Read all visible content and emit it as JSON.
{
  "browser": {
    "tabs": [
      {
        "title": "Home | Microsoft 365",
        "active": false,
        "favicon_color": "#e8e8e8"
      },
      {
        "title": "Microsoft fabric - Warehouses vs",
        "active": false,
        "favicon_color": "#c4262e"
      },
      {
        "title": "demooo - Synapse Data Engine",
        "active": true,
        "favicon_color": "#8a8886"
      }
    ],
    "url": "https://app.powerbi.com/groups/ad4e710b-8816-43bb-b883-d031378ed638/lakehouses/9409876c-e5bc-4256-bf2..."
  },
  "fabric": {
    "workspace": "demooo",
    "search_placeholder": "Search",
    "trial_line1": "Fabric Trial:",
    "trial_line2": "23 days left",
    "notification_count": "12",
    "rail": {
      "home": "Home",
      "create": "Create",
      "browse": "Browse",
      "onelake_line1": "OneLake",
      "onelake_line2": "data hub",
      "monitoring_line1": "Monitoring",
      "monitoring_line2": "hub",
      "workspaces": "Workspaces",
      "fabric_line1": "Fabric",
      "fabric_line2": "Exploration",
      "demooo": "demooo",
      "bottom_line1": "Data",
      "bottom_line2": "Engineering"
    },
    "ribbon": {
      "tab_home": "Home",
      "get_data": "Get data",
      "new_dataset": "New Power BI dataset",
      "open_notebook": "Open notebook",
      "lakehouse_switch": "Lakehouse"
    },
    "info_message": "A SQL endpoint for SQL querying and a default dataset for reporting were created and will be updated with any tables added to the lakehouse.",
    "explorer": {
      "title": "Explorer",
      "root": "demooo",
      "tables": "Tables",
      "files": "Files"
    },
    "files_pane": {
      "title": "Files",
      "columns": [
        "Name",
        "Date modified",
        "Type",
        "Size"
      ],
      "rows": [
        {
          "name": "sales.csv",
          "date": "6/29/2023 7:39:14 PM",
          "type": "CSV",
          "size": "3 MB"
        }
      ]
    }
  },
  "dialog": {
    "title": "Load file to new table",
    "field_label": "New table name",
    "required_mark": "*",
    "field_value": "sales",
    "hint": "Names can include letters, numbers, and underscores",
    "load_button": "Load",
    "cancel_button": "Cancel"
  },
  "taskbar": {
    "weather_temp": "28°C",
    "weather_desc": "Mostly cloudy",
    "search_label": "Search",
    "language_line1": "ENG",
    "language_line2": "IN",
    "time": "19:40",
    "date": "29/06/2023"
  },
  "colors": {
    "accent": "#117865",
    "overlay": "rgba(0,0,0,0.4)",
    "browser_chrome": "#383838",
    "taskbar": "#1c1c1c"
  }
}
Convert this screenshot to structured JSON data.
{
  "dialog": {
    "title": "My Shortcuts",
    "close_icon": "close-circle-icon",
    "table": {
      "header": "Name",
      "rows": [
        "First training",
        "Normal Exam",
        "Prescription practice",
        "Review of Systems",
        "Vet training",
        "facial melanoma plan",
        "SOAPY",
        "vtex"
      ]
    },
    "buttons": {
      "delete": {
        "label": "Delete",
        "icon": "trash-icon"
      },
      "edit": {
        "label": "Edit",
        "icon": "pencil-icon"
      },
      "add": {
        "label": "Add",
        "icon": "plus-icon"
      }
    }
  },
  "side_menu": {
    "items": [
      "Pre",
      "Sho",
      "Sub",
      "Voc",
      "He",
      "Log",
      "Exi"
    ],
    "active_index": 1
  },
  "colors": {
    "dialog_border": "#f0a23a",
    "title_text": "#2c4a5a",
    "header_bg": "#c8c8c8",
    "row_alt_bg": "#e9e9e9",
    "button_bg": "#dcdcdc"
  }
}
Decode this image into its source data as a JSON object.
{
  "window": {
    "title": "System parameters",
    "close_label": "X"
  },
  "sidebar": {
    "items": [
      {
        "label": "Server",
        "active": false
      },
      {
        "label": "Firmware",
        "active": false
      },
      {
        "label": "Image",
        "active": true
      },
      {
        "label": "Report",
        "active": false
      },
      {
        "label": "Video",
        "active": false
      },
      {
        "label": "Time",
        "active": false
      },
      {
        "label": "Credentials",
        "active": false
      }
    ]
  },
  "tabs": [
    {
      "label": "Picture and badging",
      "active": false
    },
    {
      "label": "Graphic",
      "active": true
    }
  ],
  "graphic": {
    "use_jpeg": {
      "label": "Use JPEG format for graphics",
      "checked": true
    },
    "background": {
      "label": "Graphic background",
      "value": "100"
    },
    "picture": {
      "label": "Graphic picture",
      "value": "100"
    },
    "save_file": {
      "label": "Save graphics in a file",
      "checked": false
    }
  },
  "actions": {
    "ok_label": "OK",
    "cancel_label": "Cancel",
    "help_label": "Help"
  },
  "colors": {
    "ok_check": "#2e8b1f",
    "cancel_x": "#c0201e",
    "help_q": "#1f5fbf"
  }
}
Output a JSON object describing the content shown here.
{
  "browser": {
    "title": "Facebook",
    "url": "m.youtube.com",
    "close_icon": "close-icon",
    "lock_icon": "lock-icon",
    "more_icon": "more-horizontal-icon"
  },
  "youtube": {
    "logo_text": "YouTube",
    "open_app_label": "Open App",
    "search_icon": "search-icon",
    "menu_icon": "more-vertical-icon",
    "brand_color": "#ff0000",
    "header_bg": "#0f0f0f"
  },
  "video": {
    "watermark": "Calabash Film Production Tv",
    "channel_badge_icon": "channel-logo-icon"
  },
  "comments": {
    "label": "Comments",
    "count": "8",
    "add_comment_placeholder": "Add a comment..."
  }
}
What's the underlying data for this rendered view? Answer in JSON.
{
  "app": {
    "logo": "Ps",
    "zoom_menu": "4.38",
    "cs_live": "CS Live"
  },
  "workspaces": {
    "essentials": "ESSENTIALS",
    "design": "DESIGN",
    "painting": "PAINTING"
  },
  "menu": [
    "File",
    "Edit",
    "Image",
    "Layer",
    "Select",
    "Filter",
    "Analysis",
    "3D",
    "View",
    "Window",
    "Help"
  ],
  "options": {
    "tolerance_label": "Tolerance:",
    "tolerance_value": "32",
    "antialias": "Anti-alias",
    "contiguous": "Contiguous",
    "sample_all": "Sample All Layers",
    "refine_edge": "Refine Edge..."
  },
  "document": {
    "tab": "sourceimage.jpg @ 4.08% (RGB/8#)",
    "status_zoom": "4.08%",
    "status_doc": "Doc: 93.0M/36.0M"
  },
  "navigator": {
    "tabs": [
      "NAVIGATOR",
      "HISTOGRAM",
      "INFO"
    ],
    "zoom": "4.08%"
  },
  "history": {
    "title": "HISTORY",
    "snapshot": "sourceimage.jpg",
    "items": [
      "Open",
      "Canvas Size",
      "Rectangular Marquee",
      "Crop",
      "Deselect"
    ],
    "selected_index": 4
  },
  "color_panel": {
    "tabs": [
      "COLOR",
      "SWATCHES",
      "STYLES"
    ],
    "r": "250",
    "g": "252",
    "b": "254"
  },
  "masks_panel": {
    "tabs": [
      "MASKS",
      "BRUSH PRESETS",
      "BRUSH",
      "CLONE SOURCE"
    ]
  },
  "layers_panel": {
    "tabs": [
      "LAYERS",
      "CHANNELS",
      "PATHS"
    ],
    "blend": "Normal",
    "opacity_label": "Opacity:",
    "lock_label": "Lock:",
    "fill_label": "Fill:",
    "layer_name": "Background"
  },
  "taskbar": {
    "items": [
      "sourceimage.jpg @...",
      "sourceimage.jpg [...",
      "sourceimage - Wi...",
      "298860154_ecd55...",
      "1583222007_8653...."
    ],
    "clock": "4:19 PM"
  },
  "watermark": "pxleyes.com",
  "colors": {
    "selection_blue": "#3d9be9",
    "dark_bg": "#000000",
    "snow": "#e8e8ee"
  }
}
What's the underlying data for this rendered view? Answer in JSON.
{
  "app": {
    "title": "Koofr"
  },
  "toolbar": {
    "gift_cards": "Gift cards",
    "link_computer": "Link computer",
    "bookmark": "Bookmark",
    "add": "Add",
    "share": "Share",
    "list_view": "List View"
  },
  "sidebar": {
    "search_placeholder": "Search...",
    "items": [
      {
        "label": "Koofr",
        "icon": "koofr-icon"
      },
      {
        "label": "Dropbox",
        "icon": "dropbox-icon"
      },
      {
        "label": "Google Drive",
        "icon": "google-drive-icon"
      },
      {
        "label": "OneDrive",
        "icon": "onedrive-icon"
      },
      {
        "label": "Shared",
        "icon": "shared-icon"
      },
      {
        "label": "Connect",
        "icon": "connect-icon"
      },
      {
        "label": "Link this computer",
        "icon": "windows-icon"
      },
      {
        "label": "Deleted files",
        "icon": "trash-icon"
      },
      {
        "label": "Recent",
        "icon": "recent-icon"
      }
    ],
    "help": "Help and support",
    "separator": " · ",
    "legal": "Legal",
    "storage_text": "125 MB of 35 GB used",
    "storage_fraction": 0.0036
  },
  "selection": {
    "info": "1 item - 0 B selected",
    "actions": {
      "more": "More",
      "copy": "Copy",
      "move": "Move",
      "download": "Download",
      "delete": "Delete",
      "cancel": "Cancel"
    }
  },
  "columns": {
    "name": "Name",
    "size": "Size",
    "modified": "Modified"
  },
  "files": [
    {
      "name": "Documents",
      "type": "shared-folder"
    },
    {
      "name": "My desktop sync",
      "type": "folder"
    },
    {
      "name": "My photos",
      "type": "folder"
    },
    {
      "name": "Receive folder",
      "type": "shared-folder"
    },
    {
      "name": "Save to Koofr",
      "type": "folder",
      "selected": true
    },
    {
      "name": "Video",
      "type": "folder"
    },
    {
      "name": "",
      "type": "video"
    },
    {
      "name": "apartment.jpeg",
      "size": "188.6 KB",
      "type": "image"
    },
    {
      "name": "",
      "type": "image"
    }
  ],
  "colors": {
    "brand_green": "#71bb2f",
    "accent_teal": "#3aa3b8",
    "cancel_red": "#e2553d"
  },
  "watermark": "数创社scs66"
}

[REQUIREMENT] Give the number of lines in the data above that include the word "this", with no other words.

[EXPECTED ANSWER] 5